Health Hazards of Dentist's Drills

  • Author:
  • Published: 26 April 2016
  • Copyright: Wiley-VCH Verlag GmbH & Co. KGaA, Weinheim
  • Source / Publisher: Journal of Synchrotron Radiation/International Union of Crystallography
thumbnail image: Health Hazards of Dentist's Drills

Dental burs, the dentist's drill bits, are made of stainless steel, diamond, or tungsten carbide combined with cobalt or nickel. The latter combinations could pose health hazards due to their heavy metal content if fragments of the material are left behind on the tooth or inhaled.

Assem Hedayat, University of Saskatchewan, Ning Zhu, Canadian Light Source, Saskatoon, both SK, Canada, and colleagues have used synchrotron radiation to detect and analyze debris from tungsten carbide–cobalt (WC-Co) burs under a composite tooth filling. They performed Synchrotron-radiation-based micro-computed tomography (SRμCT) to reveal the three-dimensional microstructure of the samples. The team found fragments from the drill stuck under the filling, where they were in direct contact with the dentinal tubules and the dentinal fluid. The detected particles had a mean diameter of 34.3 μm.

According to the researchers, products resulting from reactions between the dentinal fluid and the fragments are potentially capable of reaching the dental pulp. Since WC-Co has been classified as apparently carcinogenic by the International Agency for Research on Cancer (IARC), debris from such dental burs is a potential biohazard for patients. This should warrant further toxicological research.


Article Views: 4459

Sign in Area

Please sign in below

Additional Sign In options

Please note that to comment on an article you must be registered and logged in.
Registration is for free, you may already be registered to receive, e.g., the newsletter. When you register on this website, please ensure you view our terms and conditions. All comments are subject to moderation.

Article Comments - To add a comment please sign in

If you would like to reuse any content, in print or online, from, please contact us first for permission and consult our permission guidance prior to making your request

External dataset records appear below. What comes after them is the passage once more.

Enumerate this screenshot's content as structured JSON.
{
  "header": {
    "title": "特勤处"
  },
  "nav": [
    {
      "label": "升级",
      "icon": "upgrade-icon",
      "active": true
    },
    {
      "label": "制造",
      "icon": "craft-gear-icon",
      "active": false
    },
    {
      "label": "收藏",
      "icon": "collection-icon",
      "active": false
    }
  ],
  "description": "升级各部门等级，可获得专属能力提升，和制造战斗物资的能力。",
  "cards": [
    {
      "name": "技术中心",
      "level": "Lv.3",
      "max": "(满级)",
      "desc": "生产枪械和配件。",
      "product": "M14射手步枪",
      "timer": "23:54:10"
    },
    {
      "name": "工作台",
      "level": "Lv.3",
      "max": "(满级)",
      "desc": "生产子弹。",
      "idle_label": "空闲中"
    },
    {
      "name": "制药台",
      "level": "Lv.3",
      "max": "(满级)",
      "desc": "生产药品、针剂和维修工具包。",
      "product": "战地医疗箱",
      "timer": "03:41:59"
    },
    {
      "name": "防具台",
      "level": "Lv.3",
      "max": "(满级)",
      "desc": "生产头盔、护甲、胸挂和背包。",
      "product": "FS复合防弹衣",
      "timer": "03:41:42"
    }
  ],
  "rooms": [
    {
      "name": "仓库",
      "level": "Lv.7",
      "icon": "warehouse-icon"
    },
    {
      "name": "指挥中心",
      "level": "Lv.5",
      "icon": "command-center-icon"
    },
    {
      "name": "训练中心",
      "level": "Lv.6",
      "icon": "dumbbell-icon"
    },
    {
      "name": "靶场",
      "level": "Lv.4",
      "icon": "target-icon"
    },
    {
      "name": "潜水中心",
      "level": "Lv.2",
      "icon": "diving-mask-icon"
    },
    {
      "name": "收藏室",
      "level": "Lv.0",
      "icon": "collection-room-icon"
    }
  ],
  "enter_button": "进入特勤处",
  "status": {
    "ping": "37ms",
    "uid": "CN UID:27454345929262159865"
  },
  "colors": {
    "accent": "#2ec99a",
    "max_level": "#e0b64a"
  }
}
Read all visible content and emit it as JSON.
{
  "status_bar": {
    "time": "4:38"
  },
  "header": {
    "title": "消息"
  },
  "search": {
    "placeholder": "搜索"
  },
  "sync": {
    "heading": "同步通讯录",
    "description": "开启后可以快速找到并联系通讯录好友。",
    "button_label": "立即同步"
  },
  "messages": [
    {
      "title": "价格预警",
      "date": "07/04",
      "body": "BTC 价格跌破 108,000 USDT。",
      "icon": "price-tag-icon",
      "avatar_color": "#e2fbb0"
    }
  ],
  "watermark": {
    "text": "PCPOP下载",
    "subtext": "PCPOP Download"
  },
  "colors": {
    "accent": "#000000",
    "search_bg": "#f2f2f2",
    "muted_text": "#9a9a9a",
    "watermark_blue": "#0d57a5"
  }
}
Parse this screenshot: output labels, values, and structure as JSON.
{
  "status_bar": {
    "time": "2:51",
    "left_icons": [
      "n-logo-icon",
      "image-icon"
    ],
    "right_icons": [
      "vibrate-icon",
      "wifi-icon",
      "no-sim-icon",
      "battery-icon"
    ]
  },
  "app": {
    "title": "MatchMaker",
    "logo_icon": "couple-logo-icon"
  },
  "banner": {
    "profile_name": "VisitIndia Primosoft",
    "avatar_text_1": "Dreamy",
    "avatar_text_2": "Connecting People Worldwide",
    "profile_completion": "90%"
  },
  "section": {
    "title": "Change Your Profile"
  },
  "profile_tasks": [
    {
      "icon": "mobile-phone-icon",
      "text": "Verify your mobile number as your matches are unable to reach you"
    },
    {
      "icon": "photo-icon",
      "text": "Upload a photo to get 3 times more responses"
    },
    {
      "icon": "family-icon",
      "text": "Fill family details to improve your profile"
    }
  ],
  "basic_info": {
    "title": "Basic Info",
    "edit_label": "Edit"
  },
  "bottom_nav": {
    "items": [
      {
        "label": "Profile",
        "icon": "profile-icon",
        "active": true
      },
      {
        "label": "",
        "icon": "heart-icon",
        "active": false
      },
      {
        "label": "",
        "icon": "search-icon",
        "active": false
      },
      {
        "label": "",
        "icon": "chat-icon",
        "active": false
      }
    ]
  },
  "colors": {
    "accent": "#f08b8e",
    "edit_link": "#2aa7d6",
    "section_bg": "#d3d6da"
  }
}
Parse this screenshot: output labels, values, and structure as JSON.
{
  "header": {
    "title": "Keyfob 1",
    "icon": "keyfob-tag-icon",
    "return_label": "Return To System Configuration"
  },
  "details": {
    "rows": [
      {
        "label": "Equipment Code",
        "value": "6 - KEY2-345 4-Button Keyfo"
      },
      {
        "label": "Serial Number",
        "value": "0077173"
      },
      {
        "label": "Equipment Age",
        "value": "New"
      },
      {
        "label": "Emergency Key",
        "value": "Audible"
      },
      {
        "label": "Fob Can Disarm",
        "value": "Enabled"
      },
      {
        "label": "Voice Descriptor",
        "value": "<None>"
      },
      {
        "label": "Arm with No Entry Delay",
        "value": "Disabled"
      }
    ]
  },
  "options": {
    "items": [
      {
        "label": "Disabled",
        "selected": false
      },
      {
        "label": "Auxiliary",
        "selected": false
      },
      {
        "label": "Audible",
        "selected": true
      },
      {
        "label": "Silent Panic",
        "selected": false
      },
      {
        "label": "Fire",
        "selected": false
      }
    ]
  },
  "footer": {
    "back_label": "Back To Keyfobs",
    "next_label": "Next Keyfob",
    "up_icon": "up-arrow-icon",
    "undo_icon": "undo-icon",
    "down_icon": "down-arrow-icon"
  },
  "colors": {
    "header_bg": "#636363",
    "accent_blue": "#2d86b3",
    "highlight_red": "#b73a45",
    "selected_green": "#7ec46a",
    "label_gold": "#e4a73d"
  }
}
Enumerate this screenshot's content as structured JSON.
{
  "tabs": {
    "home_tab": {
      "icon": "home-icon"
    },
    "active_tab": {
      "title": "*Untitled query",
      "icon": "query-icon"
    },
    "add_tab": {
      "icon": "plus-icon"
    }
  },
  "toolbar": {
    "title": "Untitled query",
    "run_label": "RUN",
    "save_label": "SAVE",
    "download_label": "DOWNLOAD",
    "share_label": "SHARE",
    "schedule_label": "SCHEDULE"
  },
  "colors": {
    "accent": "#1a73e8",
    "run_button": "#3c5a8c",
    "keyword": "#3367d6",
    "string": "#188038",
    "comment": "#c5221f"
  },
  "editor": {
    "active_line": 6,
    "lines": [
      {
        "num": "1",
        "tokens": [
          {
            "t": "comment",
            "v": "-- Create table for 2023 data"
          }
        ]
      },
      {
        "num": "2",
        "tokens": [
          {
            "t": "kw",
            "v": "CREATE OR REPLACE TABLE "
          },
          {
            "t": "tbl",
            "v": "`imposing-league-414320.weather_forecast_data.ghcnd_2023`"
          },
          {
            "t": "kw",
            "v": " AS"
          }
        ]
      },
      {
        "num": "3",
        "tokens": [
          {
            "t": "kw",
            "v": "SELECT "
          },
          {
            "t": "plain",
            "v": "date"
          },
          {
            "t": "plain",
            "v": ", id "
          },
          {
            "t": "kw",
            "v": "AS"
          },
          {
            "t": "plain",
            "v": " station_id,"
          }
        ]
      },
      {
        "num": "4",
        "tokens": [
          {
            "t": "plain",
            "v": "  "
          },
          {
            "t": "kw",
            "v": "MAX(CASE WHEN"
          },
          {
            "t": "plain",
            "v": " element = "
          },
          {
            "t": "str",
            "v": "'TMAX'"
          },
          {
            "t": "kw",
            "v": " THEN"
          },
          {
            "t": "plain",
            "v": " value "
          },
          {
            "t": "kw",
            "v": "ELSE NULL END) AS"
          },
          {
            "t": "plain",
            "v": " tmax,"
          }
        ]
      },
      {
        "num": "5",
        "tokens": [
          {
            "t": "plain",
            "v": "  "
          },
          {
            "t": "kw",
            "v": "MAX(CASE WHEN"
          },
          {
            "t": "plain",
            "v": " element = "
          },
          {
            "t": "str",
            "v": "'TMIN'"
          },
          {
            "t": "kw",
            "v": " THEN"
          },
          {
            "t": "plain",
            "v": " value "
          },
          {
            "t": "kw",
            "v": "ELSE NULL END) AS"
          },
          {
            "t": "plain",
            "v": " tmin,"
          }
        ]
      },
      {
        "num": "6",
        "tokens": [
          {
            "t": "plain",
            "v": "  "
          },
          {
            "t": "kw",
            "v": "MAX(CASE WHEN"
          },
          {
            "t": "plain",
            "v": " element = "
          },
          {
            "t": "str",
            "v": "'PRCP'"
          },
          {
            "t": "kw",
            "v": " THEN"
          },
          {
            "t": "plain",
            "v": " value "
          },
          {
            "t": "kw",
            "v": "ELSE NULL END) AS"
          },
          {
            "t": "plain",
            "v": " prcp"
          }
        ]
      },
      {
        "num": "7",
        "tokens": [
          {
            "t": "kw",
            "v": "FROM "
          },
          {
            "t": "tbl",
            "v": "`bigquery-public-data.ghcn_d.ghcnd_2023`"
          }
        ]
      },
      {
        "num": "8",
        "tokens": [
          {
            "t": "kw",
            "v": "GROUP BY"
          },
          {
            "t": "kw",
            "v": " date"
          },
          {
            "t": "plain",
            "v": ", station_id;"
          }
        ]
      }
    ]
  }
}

Follow on Facebook Follow on Twitter Follow on YouTube Follow on LinkedIn Follow on Instagram RSS Sign up for newsletters

Magazine of Chemistry Europe (16 European Chemical Societies) published by Wiley-VCH